Every day, the far west side of Manhattan inches ever taller as skyscrapers rise in the Hudson Yards.
By 2025, 125,000 people a day are expected to live, work or visit the 28-acre development, which will have 17 million square feet of commercial and residential space, including 4,000 apartments, a hotel, and a public school.
The one thing the Hudson Yards won’t have? A firehouse. A huge mistake, says the head of the firefighters union.
“I believe they’re gambling with people’s lives,” said UFA President Gerard Fitzgerald.
The nearest firehouses are Engine 34 on 38th Street between ninth and tenth avenues; Engine 1 on 31st Street between sixth and seventh avenues; and Engine 26 on 37th Street between seventh and eighth avenues.
They may not seem that far away. But the union says they’re often in the middle of traffic jams partly because Penn Station, Times Square and the Lincoln Tunnel are nearby. And they already are very busy.
“The fire companies that are responding right now are stressed to the max. It’s not just the fires and it’s not just fatalities. The New York City Fire Department, the firefighters, respond to medical emergencies also,” Fitzgerald added.
Last year the FDNY clocked more than 1.7 million calls citywide, a record — 82 percent of them medical emergencies.
Engine 1 on 31st Street was the third-busiest engine company. Engines 26 and 34 ranked 54th and 90th out of 198 companies.
But the union says those units will only get busier in the future. The new City Council speaker, Corey Johnson, who represents the area, agrees.
“It’s going to be one of the highest concentrations of folks in the city, and a firehouse should have been initially included.
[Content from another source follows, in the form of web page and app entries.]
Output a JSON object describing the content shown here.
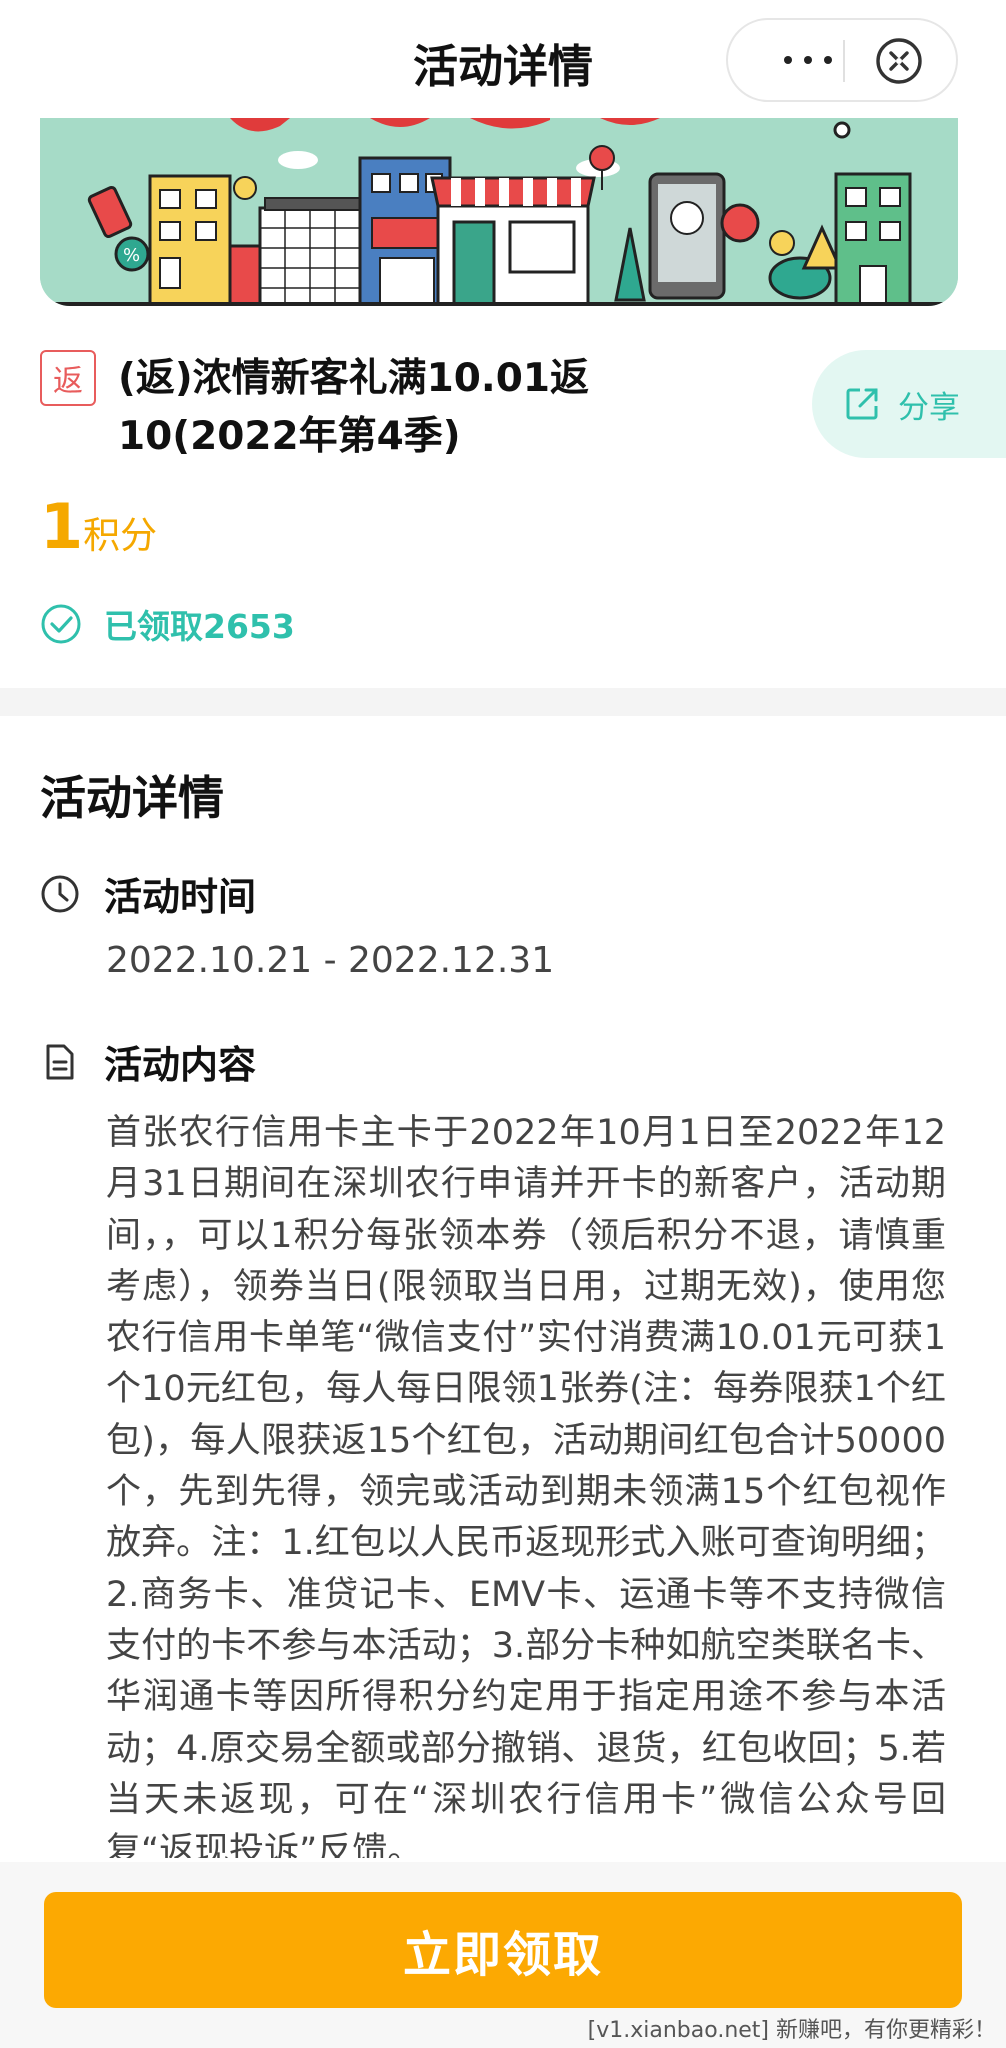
{
  "header": {
    "title": "活动详情"
  },
  "activity": {
    "tag": "返",
    "title": "(返)浓情新客礼满10.01返10(2022年第4季)",
    "share_label": "分享",
    "points_value": "1",
    "points_unit": "积分",
    "claimed_text": "已领取2653"
  },
  "details": {
    "section_title": "活动详情",
    "time_label": "活动时间",
    "time_value": "2022.10.21 - 2022.12.31",
    "content_label": "活动内容",
    "content_text": "首张农行信用卡主卡于2022年10月1日至2022年12月31日期间在深圳农行申请并开卡的新客户，活动期间，，可以1积分每张领本券（领后积分不退，请慎重考虑），领券当日(限领取当日用，过期无效)，使用您农行信用卡单笔“微信支付”实付消费满10.01元可获1个10元红包，每人每日限领1张券(注：每券限获1个红包)，每人限获返15个红包，活动期间红包合计50000个，先到先得，领完或活动到期未领满15个红包视作放弃。注：1.红包以人民币返现形式入账可查询明细；2.商务卡、准贷记卡、EMV卡、运通卡等不支持微信支付的卡不参与本活动；3.部分卡种如航空类联名卡、华润通卡等因所得积分约定用于指定用途不参与本活动；4.原交易全额或部分撤销、退货，红包收回；5.若当天未返现，可在“深圳农行信用卡”微信公众号回复“返现投诉”反馈。"
  },
  "action": {
    "claim_label": "立即领取"
  },
  "watermark": "[v1.xianbao.net] 新赚吧，有你更精彩！",
  "colors": {
    "accent_teal": "#2fc0ac",
    "points_orange": "#f5a800",
    "button_orange": "#fca902",
    "tag_red": "#e85c5c"
  }
}
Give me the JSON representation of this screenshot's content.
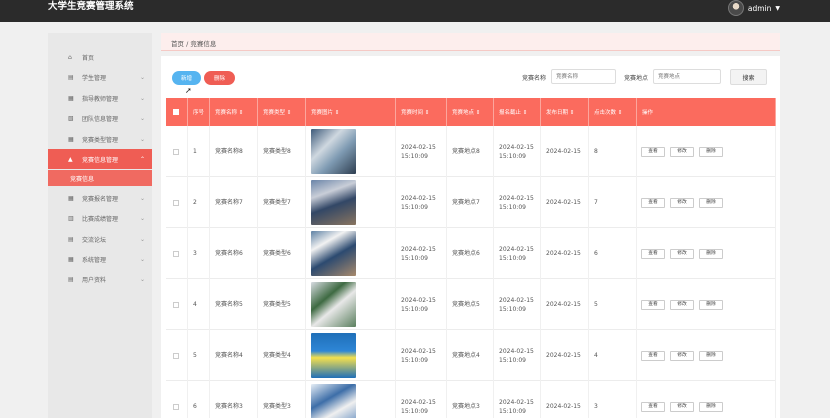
{
  "app": {
    "title": "大学生竞赛管理系统"
  },
  "user": {
    "name": "admin"
  },
  "sidebar": {
    "items": [
      {
        "icon": "⌂",
        "label": "首页",
        "chevron": false,
        "active": false
      },
      {
        "icon": "▤",
        "label": "学生管理",
        "chevron": true,
        "active": false
      },
      {
        "icon": "▦",
        "label": "指导教师管理",
        "chevron": true,
        "active": false
      },
      {
        "icon": "▧",
        "label": "团队信息管理",
        "chevron": true,
        "active": false
      },
      {
        "icon": "▦",
        "label": "竞赛类型管理",
        "chevron": true,
        "active": false
      },
      {
        "icon": "▲",
        "label": "竞赛信息管理",
        "chevron": true,
        "active": true
      },
      {
        "icon": "▦",
        "label": "竞赛报名管理",
        "chevron": true,
        "active": false
      },
      {
        "icon": "▥",
        "label": "比赛成绩管理",
        "chevron": true,
        "active": false
      },
      {
        "icon": "▤",
        "label": "交流论坛",
        "chevron": true,
        "active": false
      },
      {
        "icon": "▦",
        "label": "系统管理",
        "chevron": true,
        "active": false
      },
      {
        "icon": "▤",
        "label": "用户资料",
        "chevron": true,
        "active": false
      }
    ],
    "sub_item": "竞赛信息"
  },
  "breadcrumb": "首页 / 竞赛信息",
  "toolbar": {
    "add_label": "新增",
    "delete_label": "删除"
  },
  "filters": {
    "name_label": "竞赛名称",
    "name_placeholder": "竞赛名称",
    "location_label": "竞赛地点",
    "location_placeholder": "竞赛地点",
    "search_label": "搜索"
  },
  "table": {
    "headers": [
      "",
      "序号",
      "竞赛名称 ⇕",
      "竞赛类型 ⇕",
      "竞赛图片 ⇕",
      "竞赛时间 ⇕",
      "竞赛地点 ⇕",
      "报名截止 ⇕",
      "发布日期 ⇕",
      "点击次数 ⇕",
      "操作"
    ],
    "rows": [
      {
        "index": "1",
        "name": "竞赛名称8",
        "type": "竞赛类型8",
        "time": "2024-02-15 15:10:09",
        "location": "竞赛地点8",
        "deadline": "2024-02-15 15:10:09",
        "publish": "2024-02-15",
        "clicks": "8"
      },
      {
        "index": "2",
        "name": "竞赛名称7",
        "type": "竞赛类型7",
        "time": "2024-02-15 15:10:09",
        "location": "竞赛地点7",
        "deadline": "2024-02-15 15:10:09",
        "publish": "2024-02-15",
        "clicks": "7"
      },
      {
        "index": "3",
        "name": "竞赛名称6",
        "type": "竞赛类型6",
        "time": "2024-02-15 15:10:09",
        "location": "竞赛地点6",
        "deadline": "2024-02-15 15:10:09",
        "publish": "2024-02-15",
        "clicks": "6"
      },
      {
        "index": "4",
        "name": "竞赛名称5",
        "type": "竞赛类型5",
        "time": "2024-02-15 15:10:09",
        "location": "竞赛地点5",
        "deadline": "2024-02-15 15:10:09",
        "publish": "2024-02-15",
        "clicks": "5"
      },
      {
        "index": "5",
        "name": "竞赛名称4",
        "type": "竞赛类型4",
        "time": "2024-02-15 15:10:09",
        "location": "竞赛地点4",
        "deadline": "2024-02-15 15:10:09",
        "publish": "2024-02-15",
        "clicks": "4"
      },
      {
        "index": "6",
        "name": "竞赛名称3",
        "type": "竞赛类型3",
        "time": "2024-02-15 15:10:09",
        "location": "竞赛地点3",
        "deadline": "2024-02-15 15:10:09",
        "publish": "2024-02-15",
        "clicks": "3"
      }
    ],
    "actions": {
      "view": "查看",
      "edit": "修改",
      "delete": "删除"
    }
  },
  "colors": {
    "accent": "#ef5d54",
    "header_bg": "#fb6b5e",
    "add_button": "#56b4f0",
    "topbar": "#2b2b2b"
  }
}
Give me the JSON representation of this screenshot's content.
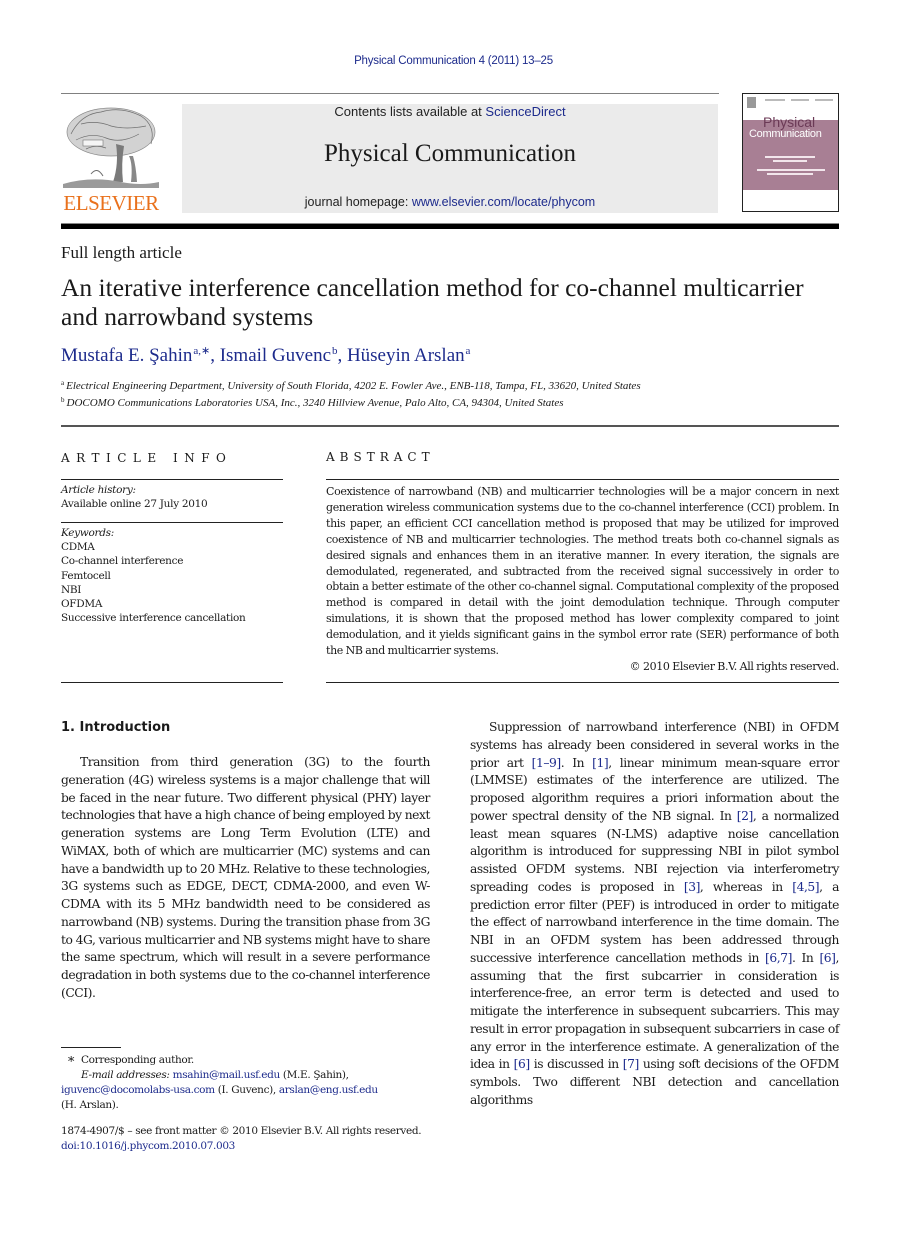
{
  "running_head": "Physical Communication 4 (2011) 13–25",
  "header": {
    "publisher_wordmark": "ELSEVIER",
    "publisher_logo_icon": "elsevier-tree-icon",
    "contents_prefix": "Contents lists available at ",
    "contents_link": "ScienceDirect",
    "journal_title": "Physical Communication",
    "homepage_prefix": "journal homepage: ",
    "homepage_link": "www.elsevier.com/locate/phycom",
    "cover": {
      "title_line1": "Physical",
      "title_line2": "Communication",
      "accent_color": "#a87f94"
    },
    "publisher_color": "#e9711c",
    "link_color": "#1d2b8c"
  },
  "article": {
    "type": "Full length article",
    "title": "An iterative interference cancellation method for co-channel multicarrier and narrowband systems",
    "authors": [
      {
        "name": "Mustafa E. Şahin",
        "affil": "a,∗"
      },
      {
        "name": "Ismail Guvenc",
        "affil": "b"
      },
      {
        "name": "Hüseyin Arslan",
        "affil": "a"
      }
    ],
    "affiliations": [
      {
        "key": "a",
        "text": "Electrical Engineering Department, University of South Florida, 4202 E. Fowler Ave., ENB-118, Tampa, FL, 33620, United States"
      },
      {
        "key": "b",
        "text": "DOCOMO Communications Laboratories USA, Inc., 3240 Hillview Avenue, Palo Alto, CA, 94304, United States"
      }
    ]
  },
  "article_info": {
    "heading": "ARTICLE INFO",
    "history_label": "Article history:",
    "history_value": "Available online 27 July 2010",
    "keywords_label": "Keywords:",
    "keywords": [
      "CDMA",
      "Co-channel interference",
      "Femtocell",
      "NBI",
      "OFDMA",
      "Successive interference cancellation"
    ]
  },
  "abstract": {
    "heading": "ABSTRACT",
    "text": "Coexistence of narrowband (NB) and multicarrier technologies will be a major concern in next generation wireless communication systems due to the co-channel interference (CCI) problem. In this paper, an efficient CCI cancellation method is proposed that may be utilized for improved coexistence of NB and multicarrier technologies. The method treats both co-channel signals as desired signals and enhances them in an iterative manner. In every iteration, the signals are demodulated, regenerated, and subtracted from the received signal successively in order to obtain a better estimate of the other co-channel signal. Computational complexity of the proposed method is compared in detail with the joint demodulation technique. Through computer simulations, it is shown that the proposed method has lower complexity compared to joint demodulation, and it yields significant gains in the symbol error rate (SER) performance of both the NB and multicarrier systems.",
    "copyright": "© 2010 Elsevier B.V. All rights reserved."
  },
  "introduction": {
    "heading": "1.  Introduction",
    "left_paragraph": "Transition from third generation (3G) to the fourth generation (4G) wireless systems is a major challenge that will be faced in the near future. Two different physical (PHY) layer technologies that have a high chance of being employed by next generation systems are Long Term Evolution (LTE) and WiMAX, both of which are multicarrier (MC) systems and can have a bandwidth up to 20 MHz. Relative to these technologies, 3G systems such as EDGE, DECT, CDMA-2000, and even W-CDMA with its 5 MHz bandwidth need to be considered as narrowband (NB) systems. During the transition phase from 3G to 4G, various multicarrier and NB systems might have to share the same spectrum, which will result in a severe performance degradation in both systems due to the co-channel interference (CCI).",
    "right_segments": [
      {
        "t": "Suppression of narrowband interference (NBI) in OFDM systems has already been considered in several works in the prior art "
      },
      {
        "t": "[1–9]",
        "ref": true
      },
      {
        "t": ". In "
      },
      {
        "t": "[1]",
        "ref": true
      },
      {
        "t": ", linear minimum mean-square error (LMMSE) estimates of the interference are utilized. The proposed algorithm requires a priori infor­mation about the power spectral density of the NB sig­nal.  In "
      },
      {
        "t": "[2]",
        "ref": true
      },
      {
        "t": ", a normalized least mean squares (N-LMS) adaptive noise cancellation algorithm is introduced for suppressing NBI in pilot symbol assisted OFDM systems. NBI rejection via interferometry spreading codes is pro­posed in "
      },
      {
        "t": "[3]",
        "ref": true
      },
      {
        "t": ", whereas in "
      },
      {
        "t": "[4,5]",
        "ref": true
      },
      {
        "t": ", a prediction error filter (PEF) is introduced in order to mitigate the effect of narrowband interference in the time domain. The NBI in an OFDM sys­tem has been addressed through successive interference cancellation methods in "
      },
      {
        "t": "[6,7]",
        "ref": true
      },
      {
        "t": ". In "
      },
      {
        "t": "[6]",
        "ref": true
      },
      {
        "t": ", assuming that the first subcarrier in consideration is interference-free, an error term is detected and used to mitigate the interference in subsequent subcarriers. This may result in error propaga­tion in subsequent subcarriers in case of any error in the interference estimate. A generalization of the idea in "
      },
      {
        "t": "[6]",
        "ref": true
      },
      {
        "t": " is discussed in "
      },
      {
        "t": "[7]",
        "ref": true
      },
      {
        "t": " using soft decisions of the OFDM symbols. Two different NBI detection and cancellation algorithms"
      }
    ]
  },
  "footnotes": {
    "star": "∗",
    "corresponding": "Corresponding author.",
    "email_label": "E-mail addresses:",
    "emails": [
      {
        "address": "msahin@mail.usf.edu",
        "owner": "(M.E. Şahin),"
      },
      {
        "address": "iguvenc@docomolabs-usa.com",
        "owner": "(I. Guvenc),"
      },
      {
        "address": "arslan@eng.usf.edu",
        "owner": "(H. Arslan)."
      }
    ],
    "issn_line": "1874-4907/$ – see front matter © 2010 Elsevier B.V. All rights reserved.",
    "doi": "doi:10.1016/j.phycom.2010.07.003"
  }
}
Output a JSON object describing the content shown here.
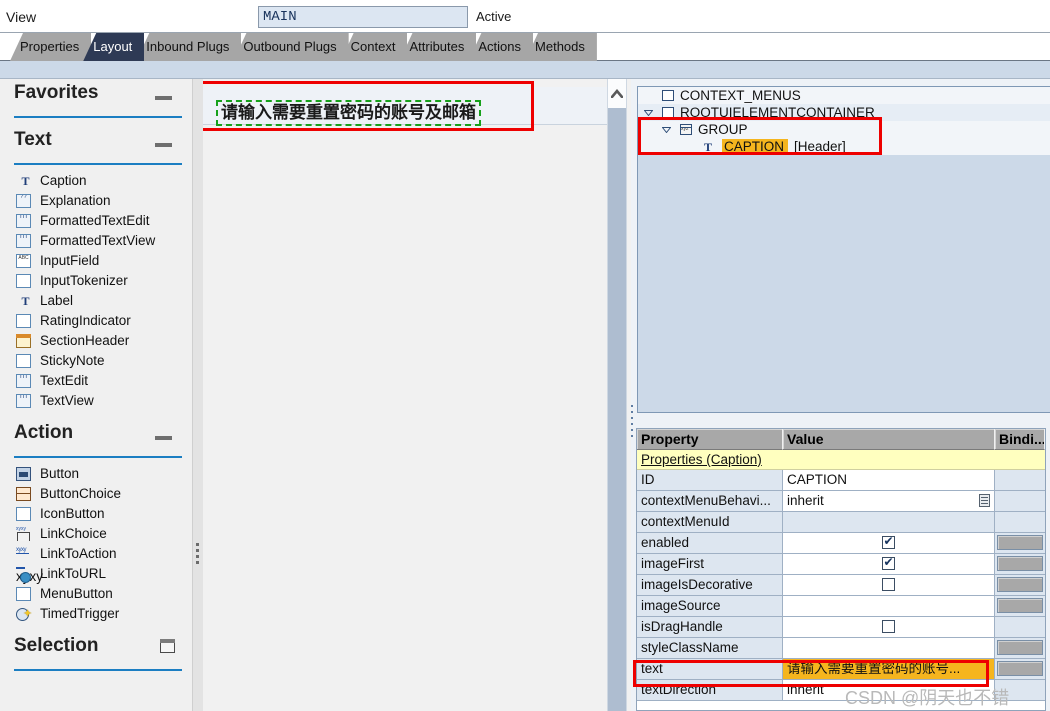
{
  "viewbar": {
    "label": "View",
    "name_value": "MAIN",
    "status": "Active"
  },
  "tabs": [
    {
      "label": "Properties",
      "active": false
    },
    {
      "label": "Layout",
      "active": true
    },
    {
      "label": "Inbound Plugs",
      "active": false
    },
    {
      "label": "Outbound Plugs",
      "active": false
    },
    {
      "label": "Context",
      "active": false
    },
    {
      "label": "Attributes",
      "active": false
    },
    {
      "label": "Actions",
      "active": false
    },
    {
      "label": "Methods",
      "active": false
    }
  ],
  "sidebar": {
    "sections": [
      {
        "title": "Favorites",
        "collapse_icon": "minus",
        "items": []
      },
      {
        "title": "Text",
        "collapse_icon": "minus",
        "items": [
          {
            "label": "Caption",
            "icon": "t-letter-icon"
          },
          {
            "label": "Explanation",
            "icon": "question-grid-icon"
          },
          {
            "label": "FormattedTextEdit",
            "icon": "text-grid-icon"
          },
          {
            "label": "FormattedTextView",
            "icon": "text-grid-icon"
          },
          {
            "label": "InputField",
            "icon": "input-field-icon"
          },
          {
            "label": "InputTokenizer",
            "icon": "box-icon"
          },
          {
            "label": "Label",
            "icon": "t-letter-icon"
          },
          {
            "label": "RatingIndicator",
            "icon": "box-icon"
          },
          {
            "label": "SectionHeader",
            "icon": "note-icon"
          },
          {
            "label": "StickyNote",
            "icon": "box-icon"
          },
          {
            "label": "TextEdit",
            "icon": "text-grid-icon"
          },
          {
            "label": "TextView",
            "icon": "text-grid-icon"
          }
        ]
      },
      {
        "title": "Action",
        "collapse_icon": "minus",
        "items": [
          {
            "label": "Button",
            "icon": "button-icon"
          },
          {
            "label": "ButtonChoice",
            "icon": "button-choice-icon"
          },
          {
            "label": "IconButton",
            "icon": "box-icon"
          },
          {
            "label": "LinkChoice",
            "icon": "link-choice-icon"
          },
          {
            "label": "LinkToAction",
            "icon": "link-icon"
          },
          {
            "label": "LinkToURL",
            "icon": "globe-link-icon"
          },
          {
            "label": "MenuButton",
            "icon": "box-icon"
          },
          {
            "label": "TimedTrigger",
            "icon": "clock-icon"
          }
        ]
      },
      {
        "title": "Selection",
        "collapse_icon": "square",
        "items": []
      }
    ]
  },
  "canvas": {
    "caption_text": "请输入需要重置密码的账号及邮箱",
    "selection_color": "#17a11b",
    "highlight_box_color": "#ee0000"
  },
  "tree": {
    "rows": [
      {
        "label": "CONTEXT_MENUS",
        "indent": 24,
        "arrow": false,
        "icon": "box-icon",
        "selected": false,
        "suffix": ""
      },
      {
        "label": "ROOTUIELEMENTCONTAINER",
        "indent": 24,
        "arrow": true,
        "icon": "box-icon",
        "selected": false,
        "suffix": ""
      },
      {
        "label": "GROUP",
        "indent": 42,
        "arrow": true,
        "icon": "group-icon",
        "selected": false,
        "suffix": ""
      },
      {
        "label": "CAPTION",
        "indent": 66,
        "arrow": false,
        "icon": "t-letter-icon",
        "selected": true,
        "suffix": "[Header]"
      }
    ]
  },
  "properties": {
    "columns": [
      "Property",
      "Value",
      "Bindi..."
    ],
    "group_label": "Properties (Caption)",
    "rows": [
      {
        "name": "ID",
        "value": "CAPTION",
        "kind": "text",
        "bind_button": false
      },
      {
        "name": "contextMenuBehavi...",
        "value": "inherit",
        "kind": "dropdown",
        "bind_button": false
      },
      {
        "name": "contextMenuId",
        "value": "",
        "kind": "empty",
        "bind_button": false
      },
      {
        "name": "enabled",
        "value": "checked",
        "kind": "checkbox",
        "bind_button": true
      },
      {
        "name": "imageFirst",
        "value": "checked",
        "kind": "checkbox",
        "bind_button": true
      },
      {
        "name": "imageIsDecorative",
        "value": "unchecked",
        "kind": "checkbox",
        "bind_button": true
      },
      {
        "name": "imageSource",
        "value": "",
        "kind": "text",
        "bind_button": true
      },
      {
        "name": "isDragHandle",
        "value": "unchecked",
        "kind": "checkbox",
        "bind_button": false
      },
      {
        "name": "styleClassName",
        "value": "",
        "kind": "text",
        "bind_button": true
      },
      {
        "name": "text",
        "value": "请输入需要重置密码的账号...",
        "kind": "highlight",
        "bind_button": true
      },
      {
        "name": "textDirection",
        "value": "inherit",
        "kind": "text",
        "bind_button": false
      }
    ]
  },
  "watermark": {
    "text": "CSDN @阴天也不错"
  },
  "scrollbar": {
    "up_arrow_icon": "chevron-up-icon"
  }
}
It wasn’t. But now we should fight for a firehouse in Hudson Yards,” Johnson said.
Johnson called on the city at the end of 2016 to study whether a new firehouse is needed. The fire department says that review is ongoing.
The review includes not just the Hudson Yards development but the entire area from 28th to 42nd streets, west of 8th Avenue, which was rezoned more than a decade ago sparking a development boom.
Fire Commissioner Daniel Nigro points out that all of the buildings rising on the far west side will have the latest in fire-safety technology, but he acknowledges the department must play catchup.
“I won’t say it will be engines or ladders or ambulances or some combination, but certainly when it all is said and done/resources will be needed,” Nigro added.
Those resources will help protect a neighborhood that is mainly being built from scratch.
This article was originally posted on NY1.